- Bosnia and Herzegovina
- All Balkan Countries
Reports that turkey meat containing antibiotics was exported to Germany, Austria and Britain pose a new threat to Romania's tottering economy.
Romania's Sanitary Veterinary and Food Safety Authority, ANSVSA, on Wednesday announced an investigation into reports that Germany had withdrawn Romanian turkey breast containing traces of antibiotics.
“We have started an investigation of all Romanian abattoirs which export turkey. Preliminary findings show the situation is under control but will see the final results in the coming seven days,” Vladimir Manastireanu, ANSVSA's vice-president, said.

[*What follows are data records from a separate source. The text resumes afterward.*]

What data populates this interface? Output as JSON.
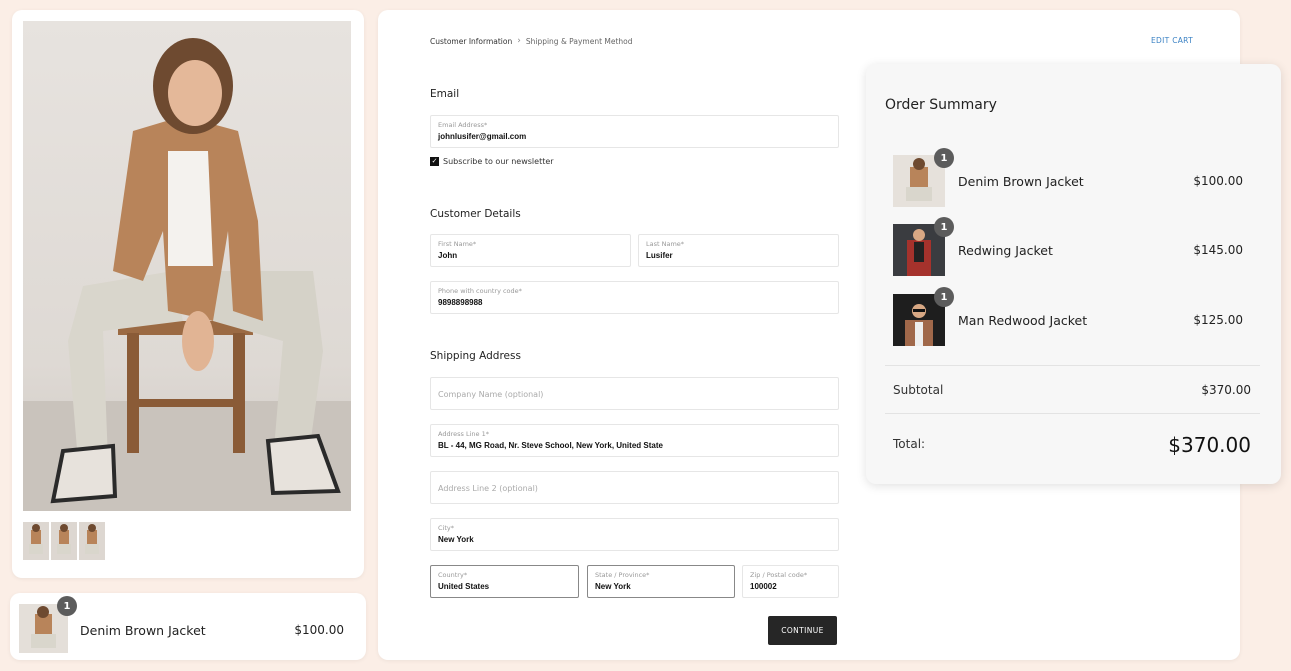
{
  "breadcrumb": {
    "step1": "Customer Information",
    "step2": "Shipping & Payment Method",
    "chevron": "›"
  },
  "edit_cart": "EDIT CART",
  "email_section": {
    "title": "Email",
    "email_label": "Email Address*",
    "email_value": "johnlusifer@gmail.com",
    "newsletter_label": "Subscribe to our newsletter",
    "newsletter_checked": true
  },
  "customer_details": {
    "title": "Customer Details",
    "first_name_label": "First Name*",
    "first_name_value": "John",
    "last_name_label": "Last Name*",
    "last_name_value": "Lusifer",
    "phone_label": "Phone with country code*",
    "phone_value": "9898898988"
  },
  "shipping_address": {
    "title": "Shipping Address",
    "company_placeholder": "Company Name (optional)",
    "address1_label": "Address Line 1*",
    "address1_value": "BL - 44, MG Road, Nr. Steve School, New York, United State",
    "address2_placeholder": "Address Line 2 (optional)",
    "city_label": "City*",
    "city_value": "New York",
    "country_label": "Country*",
    "country_value": "United States",
    "state_label": "State / Province*",
    "state_value": "New York",
    "zip_label": "Zip / Postal code*",
    "zip_value": "100002"
  },
  "continue_label": "CONTINUE",
  "mini_cart": {
    "qty": "1",
    "name": "Denim Brown Jacket",
    "price": "$100.00"
  },
  "order_summary": {
    "title": "Order Summary",
    "items": [
      {
        "qty": "1",
        "name": "Denim Brown Jacket",
        "price": "$100.00"
      },
      {
        "qty": "1",
        "name": "Redwing Jacket",
        "price": "$145.00"
      },
      {
        "qty": "1",
        "name": "Man Redwood Jacket",
        "price": "$125.00"
      }
    ],
    "subtotal_label": "Subtotal",
    "subtotal_value": "$370.00",
    "total_label": "Total:",
    "total_value": "$370.00"
  },
  "colors": {
    "page_background": "#fbeee6",
    "accent_link": "#3b82c4",
    "button": "#262626",
    "badge": "#5c5c5c"
  },
  "icons": [
    "chevron-right-icon",
    "checkbox-checked-icon"
  ]
}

Manastireanu added that an “alert” was received on Wednesday that a batch of meat with residues of antibiotics was exported from Romania. The same meat went to Britain and Austria.
The turkey breast allegedly contained traces of enrofloxacin, an antibiotic used to treat various diseases, including salmonella, respiratory diseases and hepatitis.
Industry experts fear a fresh food scandal could inflict real damage to Romania's economy. “The local meat industry is already on the verge of collapse following successive food scandals and our exports are now at the lowest level ever," Sorin Minea, from the meat industry association, Asociatia Romana a Carnii, said.
"People in Romania are also becoming reluctant to buy meat,” he added.
Minea urged the authorities to speed up their investigations and communicate the fact that most Romanian abattoirs and food processing units work in full compliance with EU standards.
In recent months, Romania was in the middle of an international scandal over horsemeat wrongly packaged as beef, which made its way into food products sold in France and Britain by the food giant, Findus.
Later investigations revealed that Romanian abattoirs had openly sold the meat as horsemeat, and the incorrect labelling had occurred further down the supply chain.
European Union governments have approved an EU-wide program of DNA tests on beef products to assess the scale of the scandal.
Optimism about reform under the new government fades as the new team delays enacting the promised media strategy and takes effective control of the media through the familiar tactics of targeted advertising and hidden ownership.